GIVEN INFORMATION START

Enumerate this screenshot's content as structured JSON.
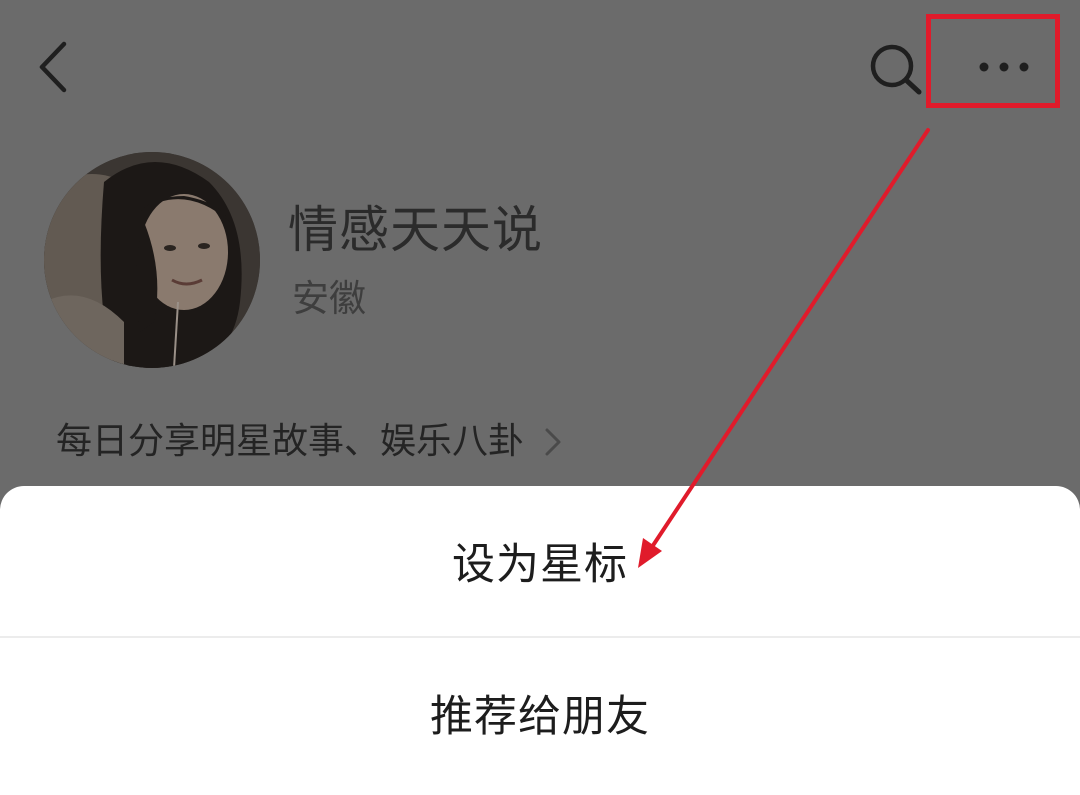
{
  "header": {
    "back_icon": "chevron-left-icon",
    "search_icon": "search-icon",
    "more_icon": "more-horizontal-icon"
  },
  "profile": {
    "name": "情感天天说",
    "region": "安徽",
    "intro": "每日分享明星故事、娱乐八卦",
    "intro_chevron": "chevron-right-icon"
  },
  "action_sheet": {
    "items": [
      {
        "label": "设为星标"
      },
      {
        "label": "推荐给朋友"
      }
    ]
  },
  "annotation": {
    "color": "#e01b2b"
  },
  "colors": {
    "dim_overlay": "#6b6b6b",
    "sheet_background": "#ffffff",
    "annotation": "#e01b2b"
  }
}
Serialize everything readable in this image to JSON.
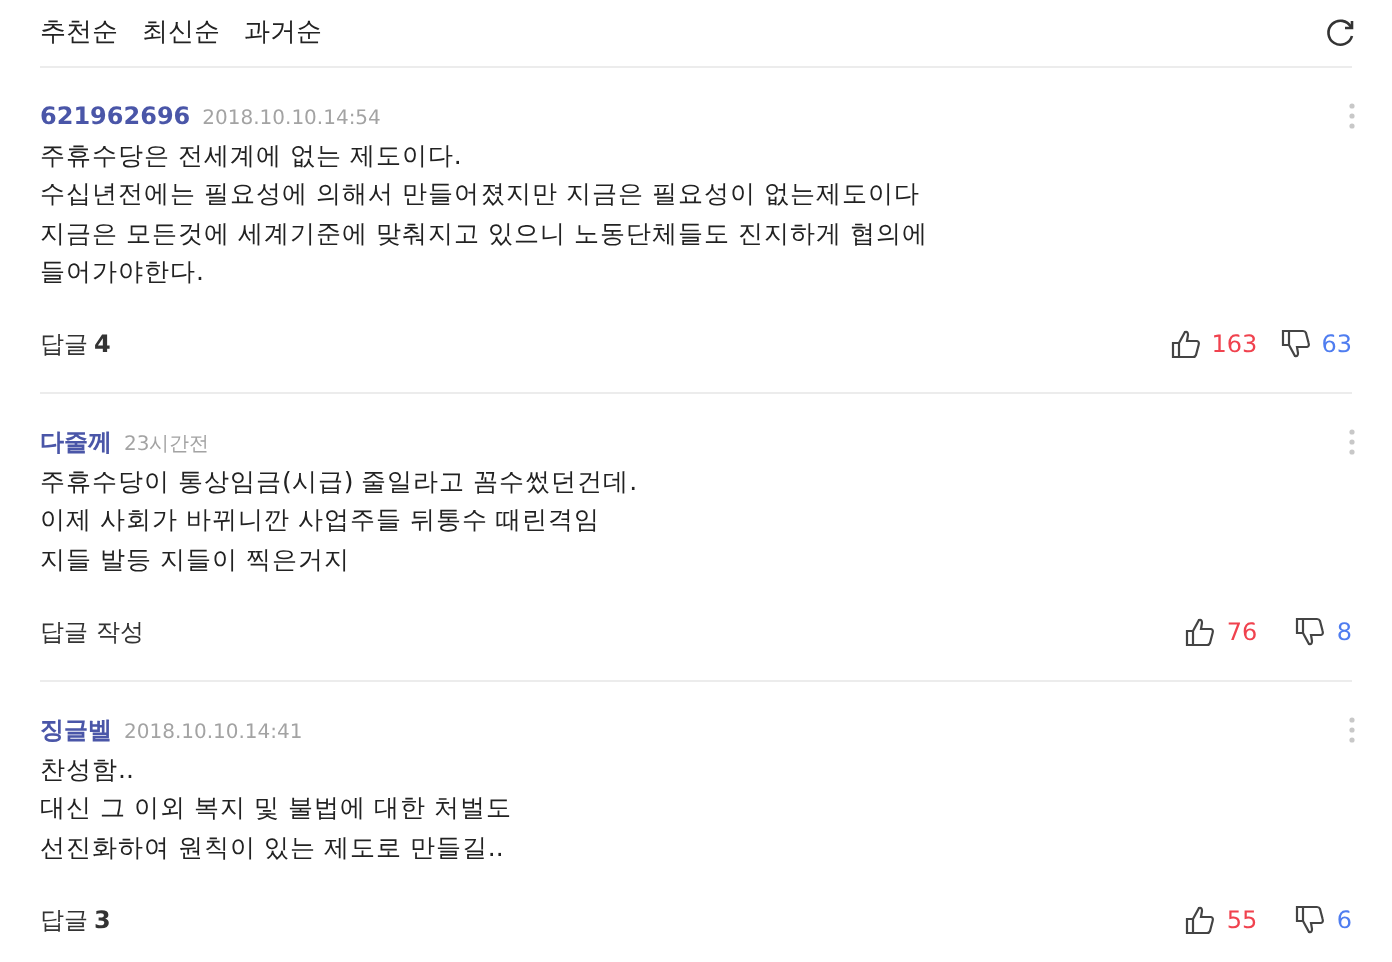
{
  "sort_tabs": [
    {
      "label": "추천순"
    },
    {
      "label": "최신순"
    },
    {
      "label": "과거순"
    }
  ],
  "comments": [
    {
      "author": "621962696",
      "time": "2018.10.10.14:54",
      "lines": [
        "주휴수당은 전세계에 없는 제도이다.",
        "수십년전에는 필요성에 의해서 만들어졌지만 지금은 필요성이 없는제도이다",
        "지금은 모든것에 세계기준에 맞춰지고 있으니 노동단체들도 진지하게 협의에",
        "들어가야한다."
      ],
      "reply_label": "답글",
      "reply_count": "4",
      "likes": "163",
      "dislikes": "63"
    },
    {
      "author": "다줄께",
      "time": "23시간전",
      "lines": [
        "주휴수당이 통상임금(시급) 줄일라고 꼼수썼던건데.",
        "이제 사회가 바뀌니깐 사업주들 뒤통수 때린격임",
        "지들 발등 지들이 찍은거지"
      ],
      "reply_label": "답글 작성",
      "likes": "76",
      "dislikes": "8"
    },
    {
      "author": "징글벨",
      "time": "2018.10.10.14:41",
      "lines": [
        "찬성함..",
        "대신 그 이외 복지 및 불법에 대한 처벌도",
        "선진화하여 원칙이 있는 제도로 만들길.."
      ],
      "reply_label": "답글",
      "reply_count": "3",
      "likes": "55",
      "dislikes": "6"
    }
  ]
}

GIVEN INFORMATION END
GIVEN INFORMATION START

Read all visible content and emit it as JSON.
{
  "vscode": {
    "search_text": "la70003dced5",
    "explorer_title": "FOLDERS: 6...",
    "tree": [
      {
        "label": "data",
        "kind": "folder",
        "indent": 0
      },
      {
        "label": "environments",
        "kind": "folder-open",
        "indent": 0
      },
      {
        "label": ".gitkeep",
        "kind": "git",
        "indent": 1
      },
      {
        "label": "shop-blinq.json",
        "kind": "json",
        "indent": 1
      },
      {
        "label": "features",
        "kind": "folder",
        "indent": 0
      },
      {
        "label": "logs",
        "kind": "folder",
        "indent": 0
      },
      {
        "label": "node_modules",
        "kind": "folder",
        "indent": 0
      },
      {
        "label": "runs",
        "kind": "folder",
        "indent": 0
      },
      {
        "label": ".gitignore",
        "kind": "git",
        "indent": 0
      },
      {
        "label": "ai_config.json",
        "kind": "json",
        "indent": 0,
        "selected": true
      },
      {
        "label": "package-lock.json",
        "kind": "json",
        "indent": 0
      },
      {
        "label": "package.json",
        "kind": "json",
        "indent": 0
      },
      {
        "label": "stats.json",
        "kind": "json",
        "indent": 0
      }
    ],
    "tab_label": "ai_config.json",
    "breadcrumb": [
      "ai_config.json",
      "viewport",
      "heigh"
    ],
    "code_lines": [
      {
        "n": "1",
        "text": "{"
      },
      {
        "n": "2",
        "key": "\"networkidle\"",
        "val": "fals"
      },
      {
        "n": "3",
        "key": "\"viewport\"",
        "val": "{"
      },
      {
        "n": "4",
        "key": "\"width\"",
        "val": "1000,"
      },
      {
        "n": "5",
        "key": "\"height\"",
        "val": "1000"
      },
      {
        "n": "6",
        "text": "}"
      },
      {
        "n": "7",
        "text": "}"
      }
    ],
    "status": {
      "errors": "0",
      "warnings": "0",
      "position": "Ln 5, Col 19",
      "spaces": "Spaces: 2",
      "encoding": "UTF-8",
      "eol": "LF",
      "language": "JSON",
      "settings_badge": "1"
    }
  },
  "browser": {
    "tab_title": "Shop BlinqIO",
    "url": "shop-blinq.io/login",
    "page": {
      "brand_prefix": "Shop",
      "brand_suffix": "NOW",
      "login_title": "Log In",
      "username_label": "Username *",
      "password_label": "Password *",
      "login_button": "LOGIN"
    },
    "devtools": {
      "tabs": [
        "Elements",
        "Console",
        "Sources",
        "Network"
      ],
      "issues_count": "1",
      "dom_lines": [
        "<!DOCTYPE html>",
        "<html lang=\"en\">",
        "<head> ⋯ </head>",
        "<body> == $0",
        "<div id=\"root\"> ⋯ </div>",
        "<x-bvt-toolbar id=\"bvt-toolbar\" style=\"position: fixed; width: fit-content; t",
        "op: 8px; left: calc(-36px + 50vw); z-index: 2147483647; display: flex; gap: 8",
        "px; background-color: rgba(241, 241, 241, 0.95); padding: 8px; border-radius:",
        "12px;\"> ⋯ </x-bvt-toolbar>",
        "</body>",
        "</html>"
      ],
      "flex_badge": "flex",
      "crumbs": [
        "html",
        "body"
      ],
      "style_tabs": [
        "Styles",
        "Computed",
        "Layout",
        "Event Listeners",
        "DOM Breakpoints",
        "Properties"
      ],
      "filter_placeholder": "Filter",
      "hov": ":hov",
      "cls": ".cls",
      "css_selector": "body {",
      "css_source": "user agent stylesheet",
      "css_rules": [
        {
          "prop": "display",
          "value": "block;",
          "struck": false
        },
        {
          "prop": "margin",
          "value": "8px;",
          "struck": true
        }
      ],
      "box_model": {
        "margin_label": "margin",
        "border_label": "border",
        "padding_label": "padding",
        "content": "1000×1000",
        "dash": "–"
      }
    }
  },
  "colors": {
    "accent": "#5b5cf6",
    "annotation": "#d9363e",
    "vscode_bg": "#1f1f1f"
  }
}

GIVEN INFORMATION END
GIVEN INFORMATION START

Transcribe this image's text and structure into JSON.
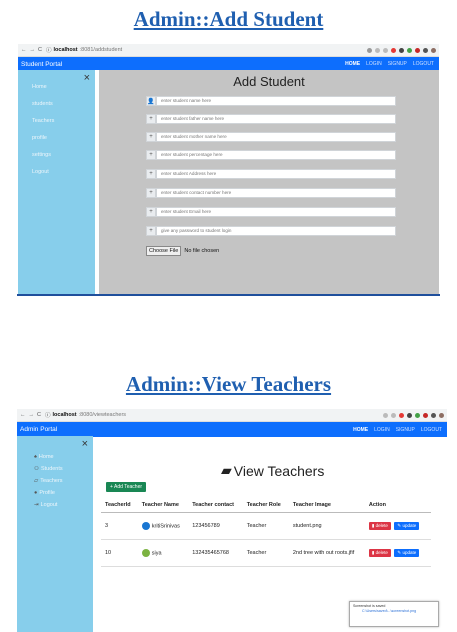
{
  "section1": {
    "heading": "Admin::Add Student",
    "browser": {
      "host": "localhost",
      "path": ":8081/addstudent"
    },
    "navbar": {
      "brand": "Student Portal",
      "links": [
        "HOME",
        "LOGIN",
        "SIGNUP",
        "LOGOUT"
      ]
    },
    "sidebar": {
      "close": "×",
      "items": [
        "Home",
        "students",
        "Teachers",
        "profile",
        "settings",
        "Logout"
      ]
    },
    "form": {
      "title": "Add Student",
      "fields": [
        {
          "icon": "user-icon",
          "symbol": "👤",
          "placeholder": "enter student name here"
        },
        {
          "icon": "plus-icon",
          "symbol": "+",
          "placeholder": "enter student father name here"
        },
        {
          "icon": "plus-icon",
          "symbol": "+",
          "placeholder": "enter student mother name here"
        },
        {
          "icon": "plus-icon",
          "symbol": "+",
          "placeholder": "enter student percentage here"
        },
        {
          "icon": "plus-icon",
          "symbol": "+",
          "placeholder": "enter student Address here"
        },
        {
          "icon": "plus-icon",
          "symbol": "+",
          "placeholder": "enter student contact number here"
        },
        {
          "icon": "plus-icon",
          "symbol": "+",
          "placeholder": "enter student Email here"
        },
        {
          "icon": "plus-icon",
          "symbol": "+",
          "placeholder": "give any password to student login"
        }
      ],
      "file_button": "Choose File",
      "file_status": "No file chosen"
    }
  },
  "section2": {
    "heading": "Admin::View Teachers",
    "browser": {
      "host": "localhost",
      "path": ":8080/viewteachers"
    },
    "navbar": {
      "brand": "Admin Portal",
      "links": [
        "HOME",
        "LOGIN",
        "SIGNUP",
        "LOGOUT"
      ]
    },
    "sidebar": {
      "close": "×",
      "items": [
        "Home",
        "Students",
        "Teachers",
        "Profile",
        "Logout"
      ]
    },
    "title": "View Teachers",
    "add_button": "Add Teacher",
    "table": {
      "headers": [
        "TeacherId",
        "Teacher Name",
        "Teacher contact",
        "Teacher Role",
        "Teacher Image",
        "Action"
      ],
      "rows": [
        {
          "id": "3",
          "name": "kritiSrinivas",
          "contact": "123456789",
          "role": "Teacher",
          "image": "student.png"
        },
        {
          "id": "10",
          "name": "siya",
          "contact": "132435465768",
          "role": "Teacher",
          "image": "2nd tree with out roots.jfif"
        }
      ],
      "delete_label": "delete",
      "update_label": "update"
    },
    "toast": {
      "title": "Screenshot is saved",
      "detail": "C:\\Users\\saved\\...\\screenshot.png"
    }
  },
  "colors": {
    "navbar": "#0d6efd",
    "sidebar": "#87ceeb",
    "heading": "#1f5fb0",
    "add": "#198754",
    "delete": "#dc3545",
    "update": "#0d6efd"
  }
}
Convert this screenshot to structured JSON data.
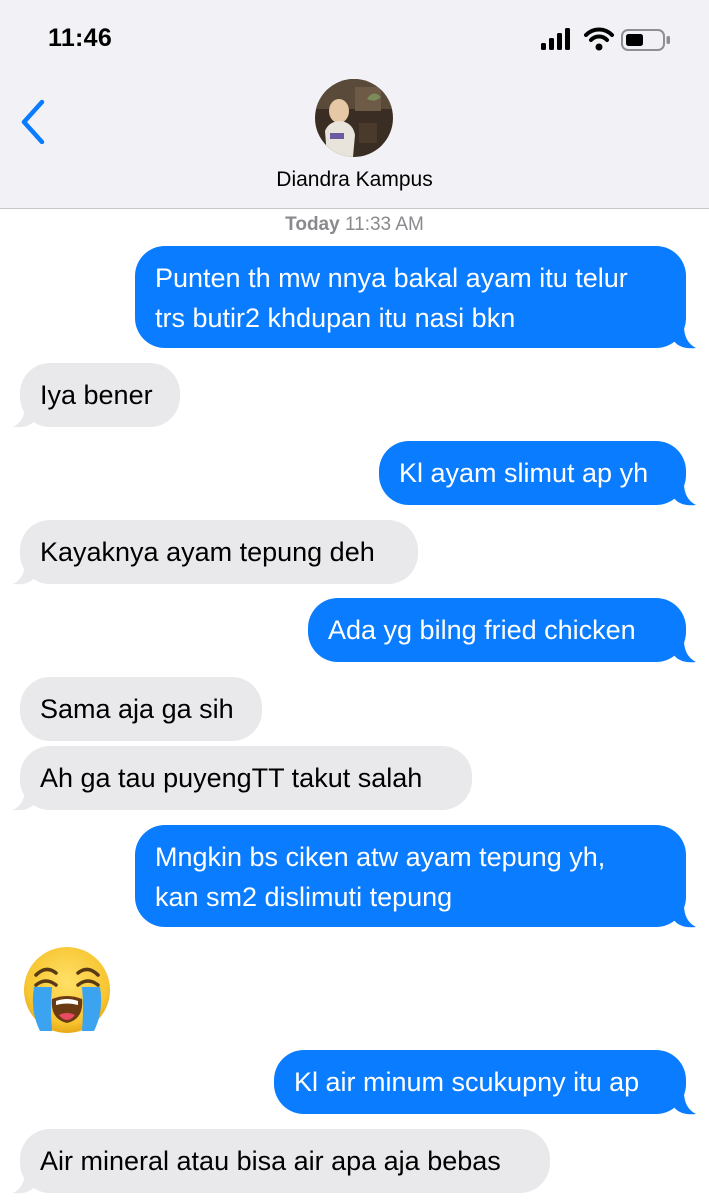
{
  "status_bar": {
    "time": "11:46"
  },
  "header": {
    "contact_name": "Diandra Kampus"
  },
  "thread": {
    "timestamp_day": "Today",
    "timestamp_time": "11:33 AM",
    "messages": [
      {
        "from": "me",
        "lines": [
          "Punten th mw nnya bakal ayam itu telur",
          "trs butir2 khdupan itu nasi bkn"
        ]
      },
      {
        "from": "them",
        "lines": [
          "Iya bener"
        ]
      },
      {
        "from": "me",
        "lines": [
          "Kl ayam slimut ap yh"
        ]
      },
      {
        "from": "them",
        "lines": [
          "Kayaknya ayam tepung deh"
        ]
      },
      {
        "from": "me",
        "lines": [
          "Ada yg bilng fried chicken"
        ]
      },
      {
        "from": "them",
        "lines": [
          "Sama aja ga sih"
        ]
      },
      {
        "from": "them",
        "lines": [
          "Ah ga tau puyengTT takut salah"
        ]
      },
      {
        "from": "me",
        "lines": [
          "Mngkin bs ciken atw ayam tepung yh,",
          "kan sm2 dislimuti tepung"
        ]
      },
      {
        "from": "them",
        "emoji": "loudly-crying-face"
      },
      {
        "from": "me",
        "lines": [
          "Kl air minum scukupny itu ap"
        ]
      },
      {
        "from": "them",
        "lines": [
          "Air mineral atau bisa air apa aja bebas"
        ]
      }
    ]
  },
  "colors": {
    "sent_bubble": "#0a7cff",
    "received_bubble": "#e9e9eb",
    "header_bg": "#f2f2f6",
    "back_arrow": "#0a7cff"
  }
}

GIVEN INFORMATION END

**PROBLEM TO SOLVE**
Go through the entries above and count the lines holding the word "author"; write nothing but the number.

**EXPECTED ANSWER**
3